How to complete this task: Where the string "footer" appears in a line of the data, show that line.

(Data records)
------------------------------

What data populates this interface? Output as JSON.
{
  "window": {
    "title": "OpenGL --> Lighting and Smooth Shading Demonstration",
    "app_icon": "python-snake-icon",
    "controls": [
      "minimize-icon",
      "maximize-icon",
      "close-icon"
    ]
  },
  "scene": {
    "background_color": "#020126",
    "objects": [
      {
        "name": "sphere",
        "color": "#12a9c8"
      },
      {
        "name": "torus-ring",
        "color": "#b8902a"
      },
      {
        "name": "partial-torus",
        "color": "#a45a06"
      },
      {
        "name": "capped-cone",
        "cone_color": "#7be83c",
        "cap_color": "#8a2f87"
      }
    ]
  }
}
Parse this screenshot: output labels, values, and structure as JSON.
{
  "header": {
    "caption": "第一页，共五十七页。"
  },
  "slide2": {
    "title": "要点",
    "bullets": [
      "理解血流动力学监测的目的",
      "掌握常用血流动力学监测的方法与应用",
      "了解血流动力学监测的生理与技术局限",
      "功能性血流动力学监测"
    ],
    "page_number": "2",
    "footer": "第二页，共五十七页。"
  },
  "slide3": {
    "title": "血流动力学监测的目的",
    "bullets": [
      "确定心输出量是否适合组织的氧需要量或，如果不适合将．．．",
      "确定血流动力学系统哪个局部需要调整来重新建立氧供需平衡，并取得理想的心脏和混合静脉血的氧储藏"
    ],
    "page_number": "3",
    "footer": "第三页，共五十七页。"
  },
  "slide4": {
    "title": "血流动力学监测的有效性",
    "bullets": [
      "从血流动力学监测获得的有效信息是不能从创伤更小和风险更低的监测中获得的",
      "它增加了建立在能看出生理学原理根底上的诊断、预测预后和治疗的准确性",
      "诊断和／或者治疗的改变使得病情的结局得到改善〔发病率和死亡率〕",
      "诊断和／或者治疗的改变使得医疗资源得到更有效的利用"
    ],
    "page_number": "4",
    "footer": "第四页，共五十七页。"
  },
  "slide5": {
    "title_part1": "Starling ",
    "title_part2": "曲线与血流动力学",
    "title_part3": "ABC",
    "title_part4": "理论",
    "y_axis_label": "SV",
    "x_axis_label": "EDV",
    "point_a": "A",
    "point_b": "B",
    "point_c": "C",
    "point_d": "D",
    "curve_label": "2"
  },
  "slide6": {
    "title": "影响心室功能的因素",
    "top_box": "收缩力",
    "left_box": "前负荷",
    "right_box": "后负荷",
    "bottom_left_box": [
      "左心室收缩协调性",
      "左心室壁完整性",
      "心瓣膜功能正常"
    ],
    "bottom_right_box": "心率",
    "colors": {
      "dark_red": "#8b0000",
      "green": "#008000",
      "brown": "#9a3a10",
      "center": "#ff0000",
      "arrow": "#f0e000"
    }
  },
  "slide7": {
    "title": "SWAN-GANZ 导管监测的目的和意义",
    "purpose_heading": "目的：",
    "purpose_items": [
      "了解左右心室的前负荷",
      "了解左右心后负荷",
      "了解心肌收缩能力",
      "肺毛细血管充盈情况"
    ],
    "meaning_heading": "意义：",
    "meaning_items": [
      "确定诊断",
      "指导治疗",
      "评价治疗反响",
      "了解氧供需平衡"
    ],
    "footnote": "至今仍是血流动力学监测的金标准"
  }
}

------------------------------

Output for this task:
    "footer": "第二页，共五十七页。"
    "footer": "第三页，共五十七页。"
    "footer": "第四页，共五十七页。"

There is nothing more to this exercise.